[[ Information supplied, beginning ]]

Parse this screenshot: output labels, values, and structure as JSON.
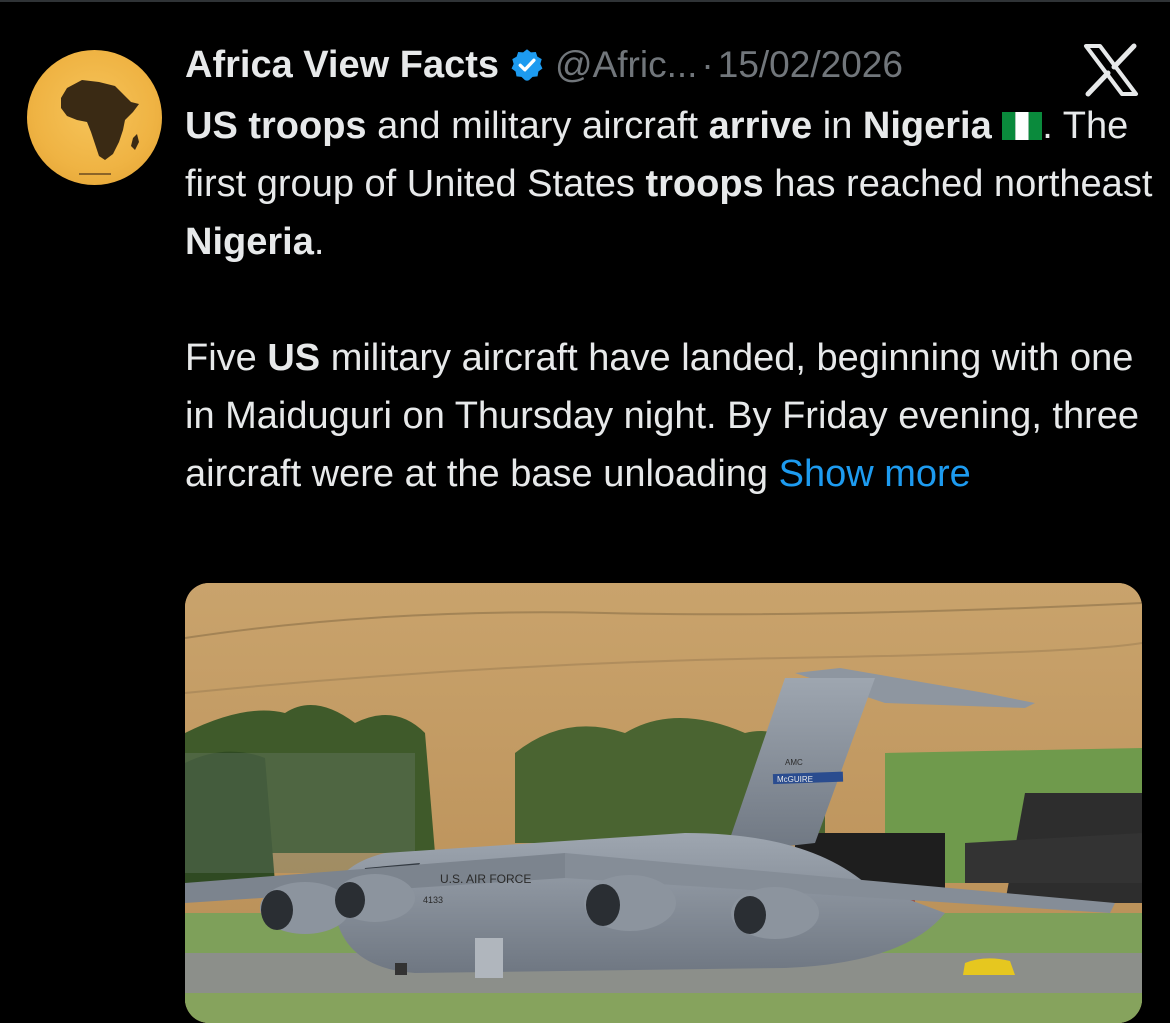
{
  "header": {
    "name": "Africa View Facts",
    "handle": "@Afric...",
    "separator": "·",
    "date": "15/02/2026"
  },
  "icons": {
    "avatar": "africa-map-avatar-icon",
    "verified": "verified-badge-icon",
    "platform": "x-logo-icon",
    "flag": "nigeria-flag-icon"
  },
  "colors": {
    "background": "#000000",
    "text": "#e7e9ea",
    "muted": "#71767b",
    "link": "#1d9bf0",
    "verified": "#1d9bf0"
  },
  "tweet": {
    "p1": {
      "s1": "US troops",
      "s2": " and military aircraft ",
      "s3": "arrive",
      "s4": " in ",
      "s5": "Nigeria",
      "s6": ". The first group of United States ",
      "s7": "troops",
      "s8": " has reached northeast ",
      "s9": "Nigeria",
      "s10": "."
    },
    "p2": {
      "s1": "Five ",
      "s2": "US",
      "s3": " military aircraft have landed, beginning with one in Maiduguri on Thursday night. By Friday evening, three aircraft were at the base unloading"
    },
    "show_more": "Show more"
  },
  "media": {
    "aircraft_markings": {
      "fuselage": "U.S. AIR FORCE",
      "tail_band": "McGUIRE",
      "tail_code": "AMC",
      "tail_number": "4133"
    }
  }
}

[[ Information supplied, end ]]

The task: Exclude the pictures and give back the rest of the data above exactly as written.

Reply to the exercise:
Parse this screenshot: output labels, values, and structure as JSON.
{
  "header": {
    "name": "Africa View Facts",
    "handle": "@Afric...",
    "separator": "·",
    "date": "15/02/2026"
  },
  "icons": {
    "avatar": "africa-map-avatar-icon",
    "verified": "verified-badge-icon",
    "platform": "x-logo-icon",
    "flag": "nigeria-flag-icon"
  },
  "colors": {
    "background": "#000000",
    "text": "#e7e9ea",
    "muted": "#71767b",
    "link": "#1d9bf0",
    "verified": "#1d9bf0"
  },
  "tweet": {
    "p1": {
      "s1": "US troops",
      "s2": " and military aircraft ",
      "s3": "arrive",
      "s4": " in ",
      "s5": "Nigeria",
      "s6": ". The first group of United States ",
      "s7": "troops",
      "s8": " has reached northeast ",
      "s9": "Nigeria",
      "s10": "."
    },
    "p2": {
      "s1": "Five ",
      "s2": "US",
      "s3": " military aircraft have landed, beginning with one in Maiduguri on Thursday night. By Friday evening, three aircraft were at the base unloading"
    },
    "show_more": "Show more"
  },
  "media": {
    "aircraft_markings": {
      "fuselage": "U.S. AIR FORCE",
      "tail_band": "McGUIRE",
      "tail_code": "AMC",
      "tail_number": "4133"
    }
  }
}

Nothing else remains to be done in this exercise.